What Is The Treatment For Gum Disease
Having bleeding gums and sensitive or loose teeth is never normal. Gum disease is often known as the ‘silent killer’ of teeth as it is not always painful. , Gum disease is a leading cause of tooth loss and has been linked to other medical conditions such as stroke, heart disease and diabeties. If you are wondering- “What is the treatment for gum disease?”, the answers and possible treatments are explained here for you so you can be pain-free and get back to sharing that stunning smile with the world.
What Is Periodontitis, Also Known As Gum Disease?
In Australia, gum disease is common, with 3 in every 10 adults having moderate to severe gum disease. Periodontitis is a gum disease with two stages. Gingivitis occurs in the early stage of gum disease; plaque (containing bacteria) builds up in the areas between the teeth. Inflamed gums and bleeding during tooth brushing are common. The good news: This stage has no irreversible bone damage.
Periodontitis is the second and severe stage of Gum Disease. Inflammation of the gums affects the bone holding the teeth in place. When untreated, gum disease erodes the attachment that holds the tooth in the bone, leaving a ‘pocket’ that collects more bacteria. This collection of bacteria causes permanent bone loss in the jaw, allowing teeth to loosen and be lost.
What Causes Gum Disease?
The primary cause of gum disease is bacterial plaque and tartar. The sticky white film, referred to as plaque, contains bacteria that form on your teeth. If the plaque is left undisturbed (due to it being missed during day to day brushing), it hardens to become tartar. Tartar is a hardened bacterial growth that’s strongly adhered to the tooth root, kind of like barnacles on the bottom of a boat. Plaque and calculus builds up below and above the gum line, causing irritation and infection of the gum and bone. Brushing alone is not able to remove the hard tartar and sticky plaque.
Common causes of gum disease include:
- Poor oral hygiene.
- Dental fixtures. Fillings, partial dentures, bridges, and crowns build up plaque more than healthy teeth.
- Illness and other conditions (eg/diabetes, pregnancy)
What Are the Symptoms of Gum Disease?
The signs and symptoms of gum disease vary. Generally, patients report the following:
- Bad breath
- Bleeding gums when brushing teeth
- Gum inflammation
- Receding gums
- Loose teeth
- Painful chewing
- Sensitive teeth or gum areas
- Tooth Loss
How Is Gum Disease Treated?
Gum disease treatments clean out bacteria from the pockets around the teeth and prevent further destruction of bone and tissue. Depending on the severity of the gum disease different treatments will be applied by your dentist.
In less advanced cases of periodontitis, treating gum disease may involve less invasive procedures such as:
- Scaling Treatment: This gum disease treatment cleans between your gums and teeth, removing tartar and bacteria from the tooth surface and below your gums.
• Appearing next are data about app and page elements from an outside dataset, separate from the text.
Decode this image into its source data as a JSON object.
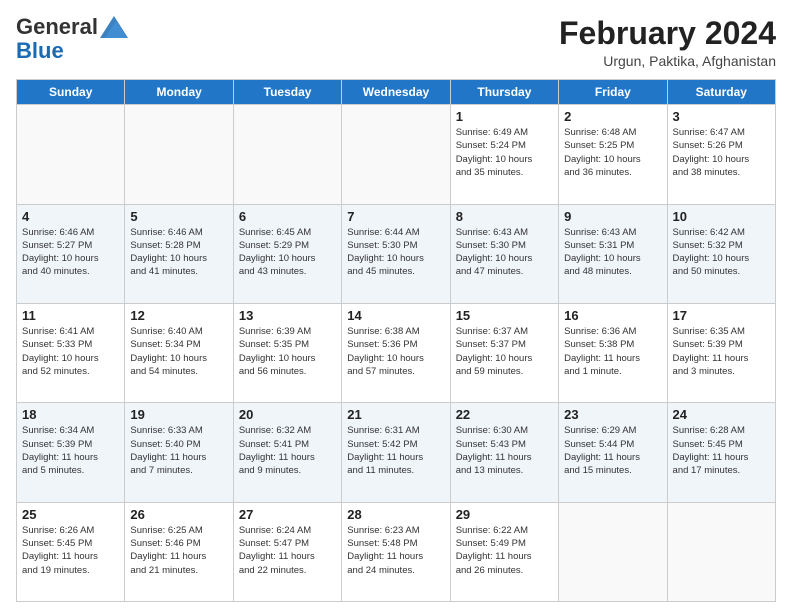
{
  "logo": {
    "general": "General",
    "blue": "Blue"
  },
  "title": "February 2024",
  "location": "Urgun, Paktika, Afghanistan",
  "days_of_week": [
    "Sunday",
    "Monday",
    "Tuesday",
    "Wednesday",
    "Thursday",
    "Friday",
    "Saturday"
  ],
  "weeks": [
    {
      "days": [
        {
          "number": "",
          "info": ""
        },
        {
          "number": "",
          "info": ""
        },
        {
          "number": "",
          "info": ""
        },
        {
          "number": "",
          "info": ""
        },
        {
          "number": "1",
          "info": "Sunrise: 6:49 AM\nSunset: 5:24 PM\nDaylight: 10 hours\nand 35 minutes."
        },
        {
          "number": "2",
          "info": "Sunrise: 6:48 AM\nSunset: 5:25 PM\nDaylight: 10 hours\nand 36 minutes."
        },
        {
          "number": "3",
          "info": "Sunrise: 6:47 AM\nSunset: 5:26 PM\nDaylight: 10 hours\nand 38 minutes."
        }
      ]
    },
    {
      "days": [
        {
          "number": "4",
          "info": "Sunrise: 6:46 AM\nSunset: 5:27 PM\nDaylight: 10 hours\nand 40 minutes."
        },
        {
          "number": "5",
          "info": "Sunrise: 6:46 AM\nSunset: 5:28 PM\nDaylight: 10 hours\nand 41 minutes."
        },
        {
          "number": "6",
          "info": "Sunrise: 6:45 AM\nSunset: 5:29 PM\nDaylight: 10 hours\nand 43 minutes."
        },
        {
          "number": "7",
          "info": "Sunrise: 6:44 AM\nSunset: 5:30 PM\nDaylight: 10 hours\nand 45 minutes."
        },
        {
          "number": "8",
          "info": "Sunrise: 6:43 AM\nSunset: 5:30 PM\nDaylight: 10 hours\nand 47 minutes."
        },
        {
          "number": "9",
          "info": "Sunrise: 6:43 AM\nSunset: 5:31 PM\nDaylight: 10 hours\nand 48 minutes."
        },
        {
          "number": "10",
          "info": "Sunrise: 6:42 AM\nSunset: 5:32 PM\nDaylight: 10 hours\nand 50 minutes."
        }
      ]
    },
    {
      "days": [
        {
          "number": "11",
          "info": "Sunrise: 6:41 AM\nSunset: 5:33 PM\nDaylight: 10 hours\nand 52 minutes."
        },
        {
          "number": "12",
          "info": "Sunrise: 6:40 AM\nSunset: 5:34 PM\nDaylight: 10 hours\nand 54 minutes."
        },
        {
          "number": "13",
          "info": "Sunrise: 6:39 AM\nSunset: 5:35 PM\nDaylight: 10 hours\nand 56 minutes."
        },
        {
          "number": "14",
          "info": "Sunrise: 6:38 AM\nSunset: 5:36 PM\nDaylight: 10 hours\nand 57 minutes."
        },
        {
          "number": "15",
          "info": "Sunrise: 6:37 AM\nSunset: 5:37 PM\nDaylight: 10 hours\nand 59 minutes."
        },
        {
          "number": "16",
          "info": "Sunrise: 6:36 AM\nSunset: 5:38 PM\nDaylight: 11 hours\nand 1 minute."
        },
        {
          "number": "17",
          "info": "Sunrise: 6:35 AM\nSunset: 5:39 PM\nDaylight: 11 hours\nand 3 minutes."
        }
      ]
    },
    {
      "days": [
        {
          "number": "18",
          "info": "Sunrise: 6:34 AM\nSunset: 5:39 PM\nDaylight: 11 hours\nand 5 minutes."
        },
        {
          "number": "19",
          "info": "Sunrise: 6:33 AM\nSunset: 5:40 PM\nDaylight: 11 hours\nand 7 minutes."
        },
        {
          "number": "20",
          "info": "Sunrise: 6:32 AM\nSunset: 5:41 PM\nDaylight: 11 hours\nand 9 minutes."
        },
        {
          "number": "21",
          "info": "Sunrise: 6:31 AM\nSunset: 5:42 PM\nDaylight: 11 hours\nand 11 minutes."
        },
        {
          "number": "22",
          "info": "Sunrise: 6:30 AM\nSunset: 5:43 PM\nDaylight: 11 hours\nand 13 minutes."
        },
        {
          "number": "23",
          "info": "Sunrise: 6:29 AM\nSunset: 5:44 PM\nDaylight: 11 hours\nand 15 minutes."
        },
        {
          "number": "24",
          "info": "Sunrise: 6:28 AM\nSunset: 5:45 PM\nDaylight: 11 hours\nand 17 minutes."
        }
      ]
    },
    {
      "days": [
        {
          "number": "25",
          "info": "Sunrise: 6:26 AM\nSunset: 5:45 PM\nDaylight: 11 hours\nand 19 minutes."
        },
        {
          "number": "26",
          "info": "Sunrise: 6:25 AM\nSunset: 5:46 PM\nDaylight: 11 hours\nand 21 minutes."
        },
        {
          "number": "27",
          "info": "Sunrise: 6:24 AM\nSunset: 5:47 PM\nDaylight: 11 hours\nand 22 minutes."
        },
        {
          "number": "28",
          "info": "Sunrise: 6:23 AM\nSunset: 5:48 PM\nDaylight: 11 hours\nand 24 minutes."
        },
        {
          "number": "29",
          "info": "Sunrise: 6:22 AM\nSunset: 5:49 PM\nDaylight: 11 hours\nand 26 minutes."
        },
        {
          "number": "",
          "info": ""
        },
        {
          "number": "",
          "info": ""
        }
      ]
    }
  ]
}
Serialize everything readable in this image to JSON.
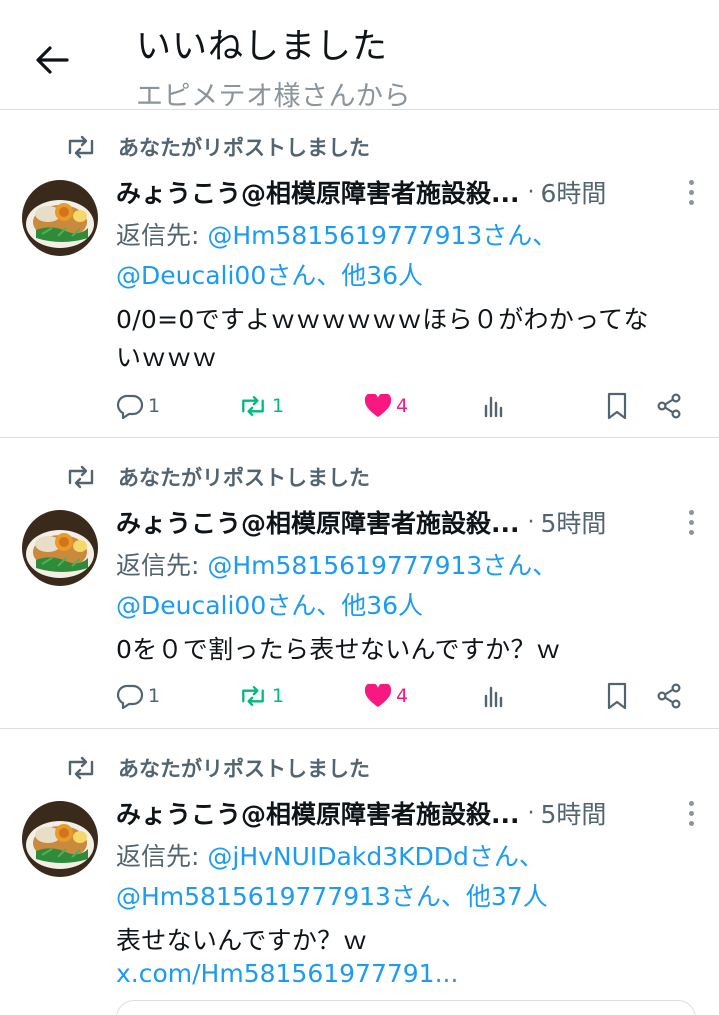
{
  "header": {
    "title": "いいねしました",
    "subtitle": "エピメテオ様さんから"
  },
  "posts": [
    {
      "repost_label": "あなたがリポストしました",
      "author": "みょうこう@相模原障害者施設殺...",
      "dot": "·",
      "time": "6時間",
      "reply_prefix": "返信先: ",
      "reply_line1_mention": "@Hm5815619777913さん、",
      "reply_line2_mention": "@Deucali00さん、他36人",
      "body_line1": "0/0=0ですよｗｗｗｗｗｗほら０がわかってな",
      "body_line2": "いｗｗｗ",
      "replies": "1",
      "reposts": "1",
      "likes": "4"
    },
    {
      "repost_label": "あなたがリポストしました",
      "author": "みょうこう@相模原障害者施設殺...",
      "dot": "·",
      "time": "5時間",
      "reply_prefix": "返信先: ",
      "reply_line1_mention": "@Hm5815619777913さん、",
      "reply_line2_mention": "@Deucali00さん、他36人",
      "body_line1": "0を０で割ったら表せないんですか？ｗ",
      "replies": "1",
      "reposts": "1",
      "likes": "4"
    },
    {
      "repost_label": "あなたがリポストしました",
      "author": "みょうこう@相模原障害者施設殺...",
      "dot": "·",
      "time": "5時間",
      "reply_prefix": "返信先: ",
      "reply_line1_mention": "@jHvNUIDakd3KDDdさん、",
      "reply_line2_mention": "@Hm5815619777913さん、他37人",
      "body_line1": "表せないんですか？ｗ",
      "link": "x.com/Hm581561977791..."
    }
  ],
  "colors": {
    "accent": "#1d9bf0",
    "repost_green": "#00ba7c",
    "like_pink": "#f91880",
    "secondary_text": "#536471"
  },
  "icons": [
    "back-arrow-icon",
    "repost-icon",
    "more-dots-icon",
    "reply-icon",
    "like-heart-icon",
    "views-icon",
    "bookmark-icon",
    "share-icon"
  ]
}
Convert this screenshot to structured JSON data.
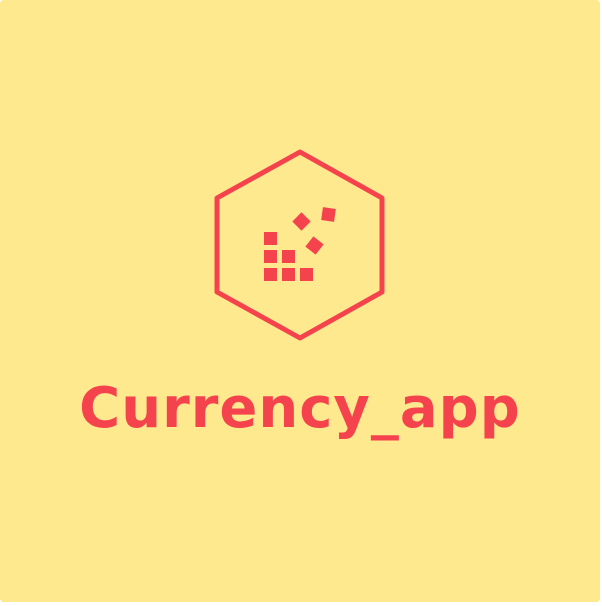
{
  "logo": {
    "app_name": "Currency_app",
    "icon": "hexagon-pixel-blocks-icon"
  },
  "colors": {
    "background": "#FFE98E",
    "accent": "#F5434E"
  }
}
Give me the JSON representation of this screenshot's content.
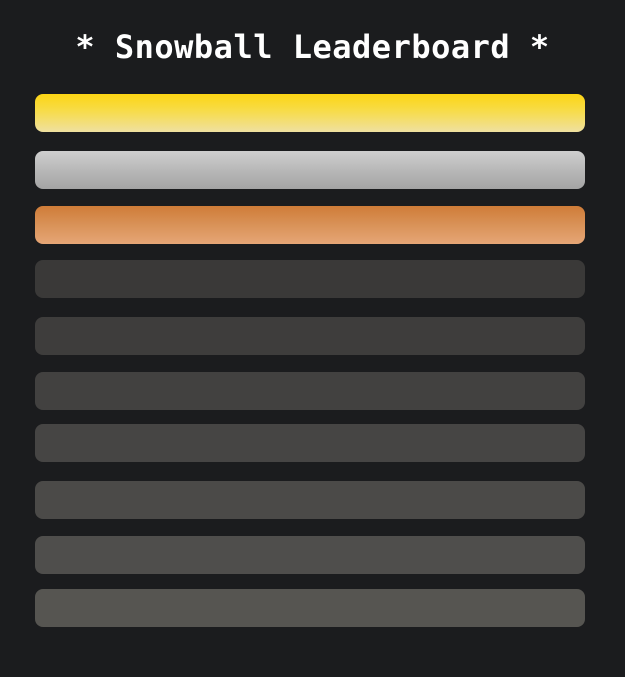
{
  "leaderboard": {
    "title": "* Snowball Leaderboard *",
    "rows": [
      {
        "rank_style": "gold",
        "color": "#fdd514"
      },
      {
        "rank_style": "silver",
        "color": "#bdbdbd"
      },
      {
        "rank_style": "bronze",
        "color": "#d4864a"
      },
      {
        "rank_style": "plain",
        "color": "#3a3938"
      },
      {
        "rank_style": "plain",
        "color": "#3e3d3c"
      },
      {
        "rank_style": "plain",
        "color": "#424140"
      },
      {
        "rank_style": "plain",
        "color": "#464544"
      },
      {
        "rank_style": "plain",
        "color": "#4b4a48"
      },
      {
        "rank_style": "plain",
        "color": "#4f4e4c"
      },
      {
        "rank_style": "plain",
        "color": "#565551"
      }
    ]
  }
}
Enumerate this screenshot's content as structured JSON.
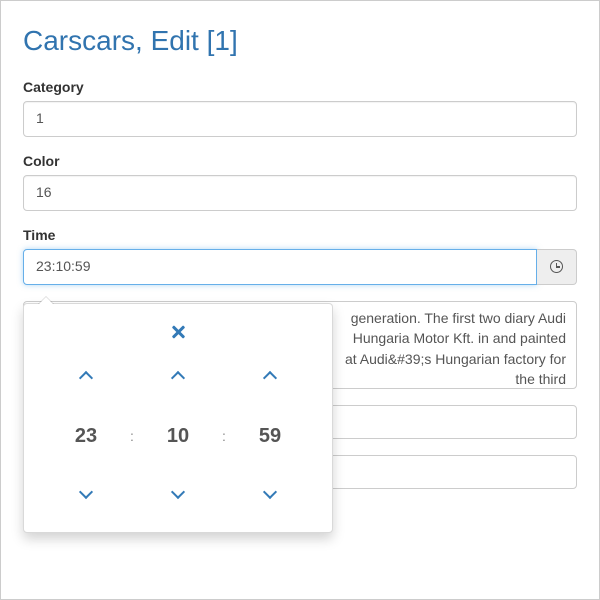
{
  "title": "Carscars, Edit [1]",
  "fields": {
    "category": {
      "label": "Category",
      "value": "1"
    },
    "color": {
      "label": "Color",
      "value": "16"
    },
    "time": {
      "label": "Time",
      "value": "23:10:59"
    },
    "description_visible_text": "generation. The first two diary Audi Hungaria Motor Kft. in and painted at Audi&#39;s Hungarian factory for the third"
  },
  "time_picker": {
    "hours": "23",
    "minutes": "10",
    "seconds": "59",
    "separator": ":"
  }
}
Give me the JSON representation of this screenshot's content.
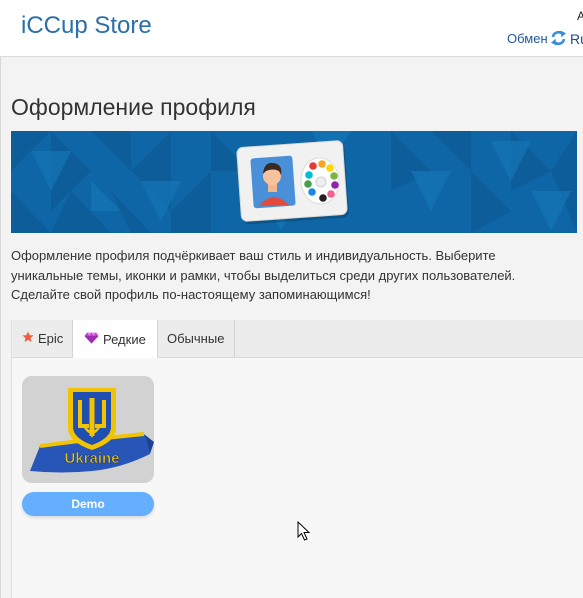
{
  "header": {
    "brand": "iCCup Store",
    "corner_text": "A",
    "exchange_label": "Обмен",
    "exchange_icon": "refresh-icon",
    "language": "Ru"
  },
  "page": {
    "title": "Оформление профиля",
    "description": "Оформление профиля подчёркивает ваш стиль и индивидуальность. Выберите уникальные темы, иконки и рамки, чтобы выделиться среди других пользователей. Сделайте свой профиль по-настоящему запоминающимся!"
  },
  "tabs": [
    {
      "label": "Epic",
      "icon": "star-icon",
      "active": false
    },
    {
      "label": "Редкие",
      "icon": "diamond-icon",
      "active": true
    },
    {
      "label": "Обычные",
      "icon": "",
      "active": false
    }
  ],
  "items": [
    {
      "name": "Ukraine",
      "button_label": "Demo"
    }
  ],
  "colors": {
    "brand": "#2a6fa8",
    "banner": "#0e66a6",
    "demo_button": "#64afff",
    "star": "#f15a3a",
    "diamond": "#c23fd0"
  }
}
Treatment types by a dental professional include the use of cleaning instruments, ultrasonic devices, and or lasers.
- Root planing. This treatment smooths the root surfaces, discouraging further buildup of tartar and bacteria.
A dentist will prescribe topical or oral antibiotics to control the oral bacterial infection. Topical antibiotics include antibiotic mouth rinses or inserting a gel containing antibiotics after a deep cleaning.
Oral antibiotics include antibacterial medicines prescribed by your dental professional that reduce inflammation and block the protein collagenase. This protein destroys the connective tissue and bone between gums, teeth, and bones.
Advanced periodontitis surgical treatments include:
- Flap surgery (Or pocket reduction surgery).Small incisions made in your gum expose the roots for more effective scaling and root planing. When bone loss is evident, recontouring of the bone occurs, and the gum is sutured back in place.
- Soft tissue grafts. This procedure reinforces gums by removing a small amount of tissue from the roof of your mouth (palate) and attaching it to the gum area. This procedure reduces further gum recession and covers any exposed roots.
- Bone grafting.If periodontitis has destroyed the bone surrounding the root, it requires implanting a graft composed of small fragments of your own bone. This bone graft holds your tooth in place and allows for the regrowth of natural bone.
- Guided tissue regeneration.An alternative to grafting in the bone destroyed by bacteria. Your dentist implants a bio-compatible medical fabric between the existing bone and your tooth. The material allows new bone growth by preventing unwanted tissue from entering the healing area.
- Tissue-stimulating proteins.A special gel is applied to the root of a diseased tooth containing the same proteins in the developing tooth enamel. This gel stimulates healthy bone and tissue growth.
Gum disease is a severe disease, but it is treatable. Why be in pain, not be able to chew certain types of food or have a painful mouth? Reclaim your smile and confidence today. Our dentists at Whitehorse Dental are gentle, caring, and passionate about taking care of you and your teeth. We specialise in preventative, family, children’s dentistry and Chinese speaking patients. Contact us today to discuss what treatment(s) for gum disease is proper for you.